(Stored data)

**********

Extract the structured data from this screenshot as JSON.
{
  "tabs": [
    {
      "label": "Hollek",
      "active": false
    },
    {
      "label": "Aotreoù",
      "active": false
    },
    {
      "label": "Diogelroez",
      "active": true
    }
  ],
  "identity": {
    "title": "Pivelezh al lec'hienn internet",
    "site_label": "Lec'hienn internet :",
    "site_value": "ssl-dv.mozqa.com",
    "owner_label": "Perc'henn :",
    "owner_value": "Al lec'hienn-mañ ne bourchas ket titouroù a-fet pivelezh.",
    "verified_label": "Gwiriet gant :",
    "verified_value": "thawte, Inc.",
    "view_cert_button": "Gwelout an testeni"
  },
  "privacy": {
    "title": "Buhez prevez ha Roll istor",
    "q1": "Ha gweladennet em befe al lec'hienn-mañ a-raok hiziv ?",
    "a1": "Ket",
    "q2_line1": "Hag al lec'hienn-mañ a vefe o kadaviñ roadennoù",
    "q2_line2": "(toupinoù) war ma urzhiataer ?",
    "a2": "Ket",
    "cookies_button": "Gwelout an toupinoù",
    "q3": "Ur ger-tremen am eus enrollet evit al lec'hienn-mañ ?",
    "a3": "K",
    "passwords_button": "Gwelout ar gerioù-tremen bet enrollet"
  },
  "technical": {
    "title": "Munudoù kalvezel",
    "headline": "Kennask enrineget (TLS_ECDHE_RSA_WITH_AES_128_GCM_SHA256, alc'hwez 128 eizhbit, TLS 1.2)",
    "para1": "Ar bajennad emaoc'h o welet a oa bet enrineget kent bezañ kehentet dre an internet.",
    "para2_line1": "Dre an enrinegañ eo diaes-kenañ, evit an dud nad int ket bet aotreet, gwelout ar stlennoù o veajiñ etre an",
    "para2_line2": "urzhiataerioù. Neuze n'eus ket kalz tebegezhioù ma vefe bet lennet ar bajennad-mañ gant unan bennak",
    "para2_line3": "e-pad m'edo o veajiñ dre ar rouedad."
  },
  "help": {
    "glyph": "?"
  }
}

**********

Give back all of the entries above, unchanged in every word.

Extract the structured data from this screenshot as JSON.
{
  "tabs": [
    {
      "label": "Hollek",
      "active": false
    },
    {
      "label": "Aotreoù",
      "active": false
    },
    {
      "label": "Diogelroez",
      "active": true
    }
  ],
  "identity": {
    "title": "Pivelezh al lec'hienn internet",
    "site_label": "Lec'hienn internet :",
    "site_value": "ssl-dv.mozqa.com",
    "owner_label": "Perc'henn :",
    "owner_value": "Al lec'hienn-mañ ne bourchas ket titouroù a-fet pivelezh.",
    "verified_label": "Gwiriet gant :",
    "verified_value": "thawte, Inc.",
    "view_cert_button": "Gwelout an testeni"
  },
  "privacy": {
    "title": "Buhez prevez ha Roll istor",
    "q1": "Ha gweladennet em befe al lec'hienn-mañ a-raok hiziv ?",
    "a1": "Ket",
    "q2_line1": "Hag al lec'hienn-mañ a vefe o kadaviñ roadennoù",
    "q2_line2": "(toupinoù) war ma urzhiataer ?",
    "a2": "Ket",
    "cookies_button": "Gwelout an toupinoù",
    "q3": "Ur ger-tremen am eus enrollet evit al lec'hienn-mañ ?",
    "a3": "K",
    "passwords_button": "Gwelout ar gerioù-tremen bet enrollet"
  },
  "technical": {
    "title": "Munudoù kalvezel",
    "headline": "Kennask enrineget (TLS_ECDHE_RSA_WITH_AES_128_GCM_SHA256, alc'hwez 128 eizhbit, TLS 1.2)",
    "para1": "Ar bajennad emaoc'h o welet a oa bet enrineget kent bezañ kehentet dre an internet.",
    "para2_line1": "Dre an enrinegañ eo diaes-kenañ, evit an dud nad int ket bet aotreet, gwelout ar stlennoù o veajiñ etre an",
    "para2_line2": "urzhiataerioù. Neuze n'eus ket kalz tebegezhioù ma vefe bet lennet ar bajennad-mañ gant unan bennak",
    "para2_line3": "e-pad m'edo o veajiñ dre ar rouedad."
  },
  "help": {
    "glyph": "?"
  }
}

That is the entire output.